Thank you, sir, but I prefer scientific arguments/discourse made by “real” scientists.
While I was still reading and responding to disinformation comments posted at this site, Mr. Dimsdale responded to my comment with another of his own. His comment contained segments of publications by eight different professors and scientists in everything from atmospheric chemistry and botany to geophysics and mathematical physics, claiming that he himself had a PhD in neuroscience with minors in oceanography and paleogeology.
My response was: Okay “Dr.” Dimsdale, clearly you were well prepared to respond to my comment with material citing various individual “real” scientists’ claims that the majority view on climate change is wrong. Obviously I walked into a trap. But when I read recent articles published by NASA and NOAA on accelerating levels of carbon dioxide and methane (both greenhouse gases generated by or a consequence of human activities on earth), the IPCC’s climate conclusions seem reasonable and resonate loudly within me.
According to NOAA’s site at http://www.noaanews.noaa.gov/stories2009/20090421_carbon.html, “Researchers measured an additional 16.2 billion tons of carbon dioxide (CO2), a byproduct of fossil fuel burning — and 12.2 million tons of methane in the atmosphere in the year ending December 2008. This increase and the rate of increase are real and alarming despite the global economic downturn, with its decrease in a wide range of activities that depend on fossil fuel use.” This tells me, even though I am not a scientist myself, that we are at or near a dangerous tipping point.

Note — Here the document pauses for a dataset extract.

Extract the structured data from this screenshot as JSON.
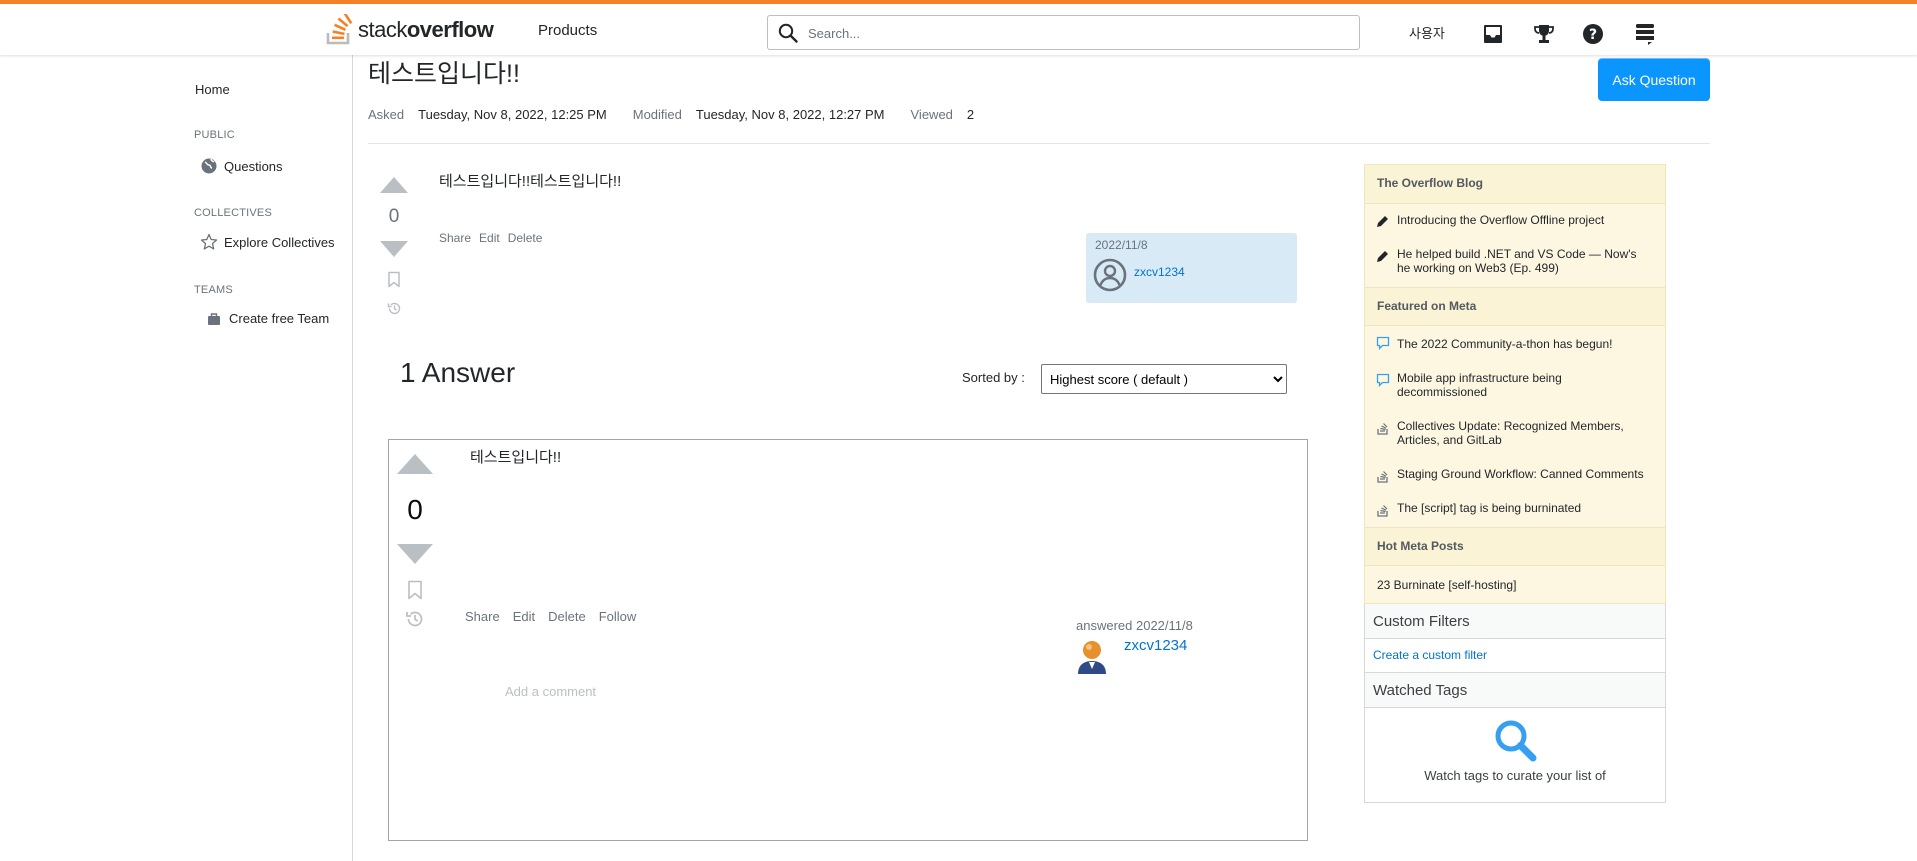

Whom should we believe, sir, the few scientists who are skeptical about the human causes of climate change, which is measurable and has been measured, or the majority of scientists who say that we should be concerned, that we are the cause, and that we should be taking actions to minimize consequences? I choose to trust the majority.
According to Pieter Tans, a scientist with NOAA’s Earth System Research Laboratory in Boulder, CO, “Only by reducing our dependence on fossil fuels and increasing energy production from renewable resources will we start to see improvements and begin to lessen the effects of climate change,” said scientist. “At NOAA we have monitored carbon dioxide emissions and other greenhouses gases for decades and will continue to do so to help assess the situation and advise decision makers.”
I know not why you, sir, are such a vocal critic of the IPCC’s findings and recommendations. Perhaps you fear short run economic consequences of actions necessary to reduce carbon emissions. These consequences are of concern to us all. But fomenting doubt about the need to transition to a cleaner, greener environment and to reduce our dependency on foreign oil for a stronger economy in the long run, whether for political and/or business reasons, if these are what motivate you, is wrong. If even modest predictions about sea level rise are correct, and the icepacks feeding the major rivers of the world do disappear over the next few decades, this might well be mankind’s eleventh hour.
Gee, I hope I wasn’t too harsh.
I invite your comments whether you agree with my persuasions or not.
P.S. Yahoo Answers recently came up with the following “best” answer to the question: Why is it that AGW proponents reference NOAA, NASSA, NAS… and AGW skeptic/deniers reference Michael Savage? http://answers.yahoo.com/question/index?qid=20090605122216AAp1S62. For me, it explains a lot about global warming deniers’ movivations.